* WHAT IS BEING ASKED: Among the records below, find each line containing the word "dispositivos" and copy it.

═══

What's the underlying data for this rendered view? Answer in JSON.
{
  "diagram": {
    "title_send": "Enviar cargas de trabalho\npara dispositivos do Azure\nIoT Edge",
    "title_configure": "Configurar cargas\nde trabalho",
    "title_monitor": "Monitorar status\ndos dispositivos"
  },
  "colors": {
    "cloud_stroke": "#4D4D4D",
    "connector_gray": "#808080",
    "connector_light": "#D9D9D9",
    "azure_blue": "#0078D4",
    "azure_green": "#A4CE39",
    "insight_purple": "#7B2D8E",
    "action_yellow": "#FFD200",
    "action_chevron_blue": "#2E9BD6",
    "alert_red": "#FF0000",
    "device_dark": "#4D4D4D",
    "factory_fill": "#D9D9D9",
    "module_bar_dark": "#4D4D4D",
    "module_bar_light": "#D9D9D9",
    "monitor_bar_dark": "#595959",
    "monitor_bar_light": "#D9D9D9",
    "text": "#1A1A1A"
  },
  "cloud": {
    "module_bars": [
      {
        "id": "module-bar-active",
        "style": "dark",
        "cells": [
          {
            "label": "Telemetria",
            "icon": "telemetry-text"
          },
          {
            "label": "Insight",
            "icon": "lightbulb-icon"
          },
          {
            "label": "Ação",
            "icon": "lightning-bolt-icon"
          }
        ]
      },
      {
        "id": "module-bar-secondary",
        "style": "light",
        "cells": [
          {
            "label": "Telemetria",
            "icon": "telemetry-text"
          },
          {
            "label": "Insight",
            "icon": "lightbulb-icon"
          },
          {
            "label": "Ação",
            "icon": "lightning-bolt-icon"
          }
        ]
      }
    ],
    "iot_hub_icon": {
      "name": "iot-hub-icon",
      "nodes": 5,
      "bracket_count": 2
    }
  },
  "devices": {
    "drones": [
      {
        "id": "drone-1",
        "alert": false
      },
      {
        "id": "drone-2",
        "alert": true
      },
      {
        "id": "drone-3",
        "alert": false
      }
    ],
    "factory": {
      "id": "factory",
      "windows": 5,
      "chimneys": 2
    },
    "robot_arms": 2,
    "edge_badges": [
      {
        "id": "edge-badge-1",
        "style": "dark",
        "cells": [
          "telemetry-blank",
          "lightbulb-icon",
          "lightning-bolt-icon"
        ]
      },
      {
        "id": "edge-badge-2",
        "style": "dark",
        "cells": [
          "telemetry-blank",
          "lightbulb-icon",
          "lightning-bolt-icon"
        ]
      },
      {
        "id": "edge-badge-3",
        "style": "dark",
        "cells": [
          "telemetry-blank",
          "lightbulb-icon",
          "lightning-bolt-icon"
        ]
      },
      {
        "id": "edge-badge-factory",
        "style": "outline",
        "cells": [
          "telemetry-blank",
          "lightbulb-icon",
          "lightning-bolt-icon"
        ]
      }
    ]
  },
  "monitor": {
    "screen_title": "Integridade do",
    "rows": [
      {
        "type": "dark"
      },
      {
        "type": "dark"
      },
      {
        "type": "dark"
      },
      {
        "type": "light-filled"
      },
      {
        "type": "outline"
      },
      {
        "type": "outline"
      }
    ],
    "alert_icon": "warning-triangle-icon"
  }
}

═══

* EXERCISE ANSWER:
    "title_send": "Enviar cargas de trabalho\npara dispositivos do Azure\nIoT Edge",
    "title_monitor": "Monitorar status\ndos dispositivos"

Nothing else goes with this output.